When I first started, I imagined all I had to do was listen and I’d be miraculously transformed from a depressive, ex-anorexic struggling with severe self-esteem issues, into the confident, outgoing person I could only ever be in interviews.
It didn’t work like that.
It was only when I realized I had to actually engage during meditations, really explore the material coming up, that anything improved.
Does Holosync work?
That is a really difficult question to answer. Holosync, and every other brainwave entrainment program for that matter, faces the same problem that doctors do with medications.
People are affected in very different ways by the same thing. I’m allergic to SRI anti-depressants and certain common antibiotics, for example, but many people can take them without issues.
I think the same thing applies to Holosync. It will affect everybody differently.
Since I first started using it – and writing about it – I’ve had people write to me asking if I think they should do it themselves.
A number of friends have also been tempted. But I always sound a warning that just because I am having positive results, they shouldn’t expect the same thing.

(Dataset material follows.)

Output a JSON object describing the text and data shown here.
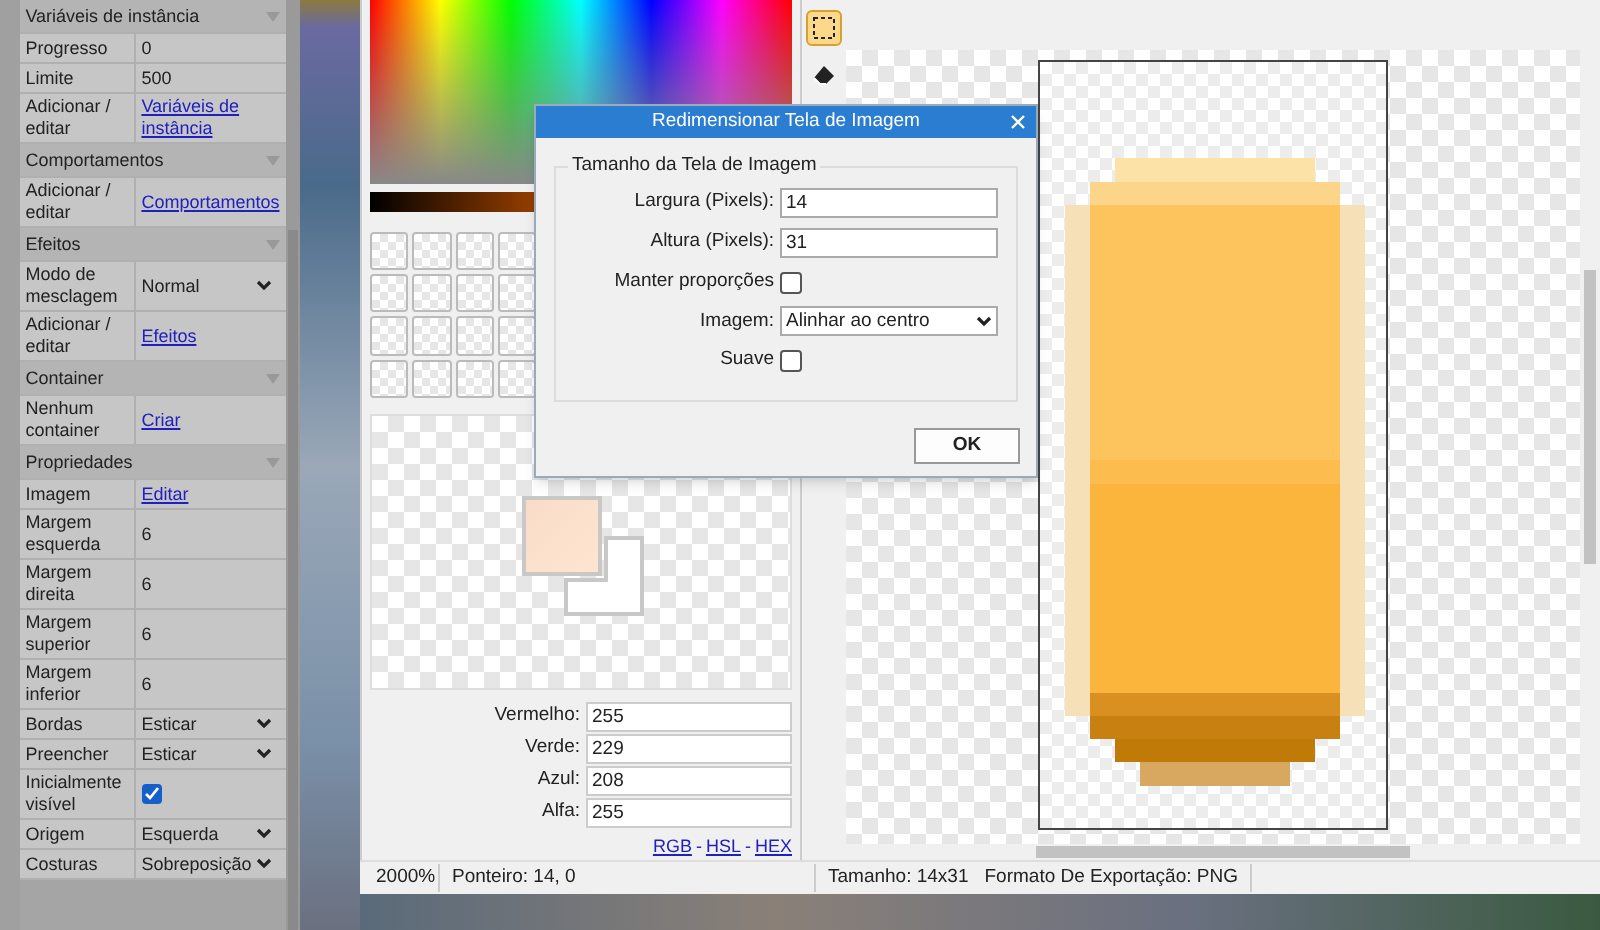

Some people feel nauseous, get leg twitches or become depressed.
As far as I can tell from my own experience, it does work.
Just in the last few months, I’ve experienced dramatic internal changes, having decided to make healing a full-time focus until I had resolved some of the deeply-rooted issues that had been bugging me.
I would welcome more large scale scientific study into the use of binaural beats in creating long-term positive change in people, but for the moment, I’m happy to rely on my own experience.
It hasn’t been exactly easy, but it definitely got easier when I started to engage with the process. I doubt very much whether I would have been able to resolve as much as I have as quickly without it.
Of course, if my brain explodes tomorrow, it’ll be a word to the wise for everybody.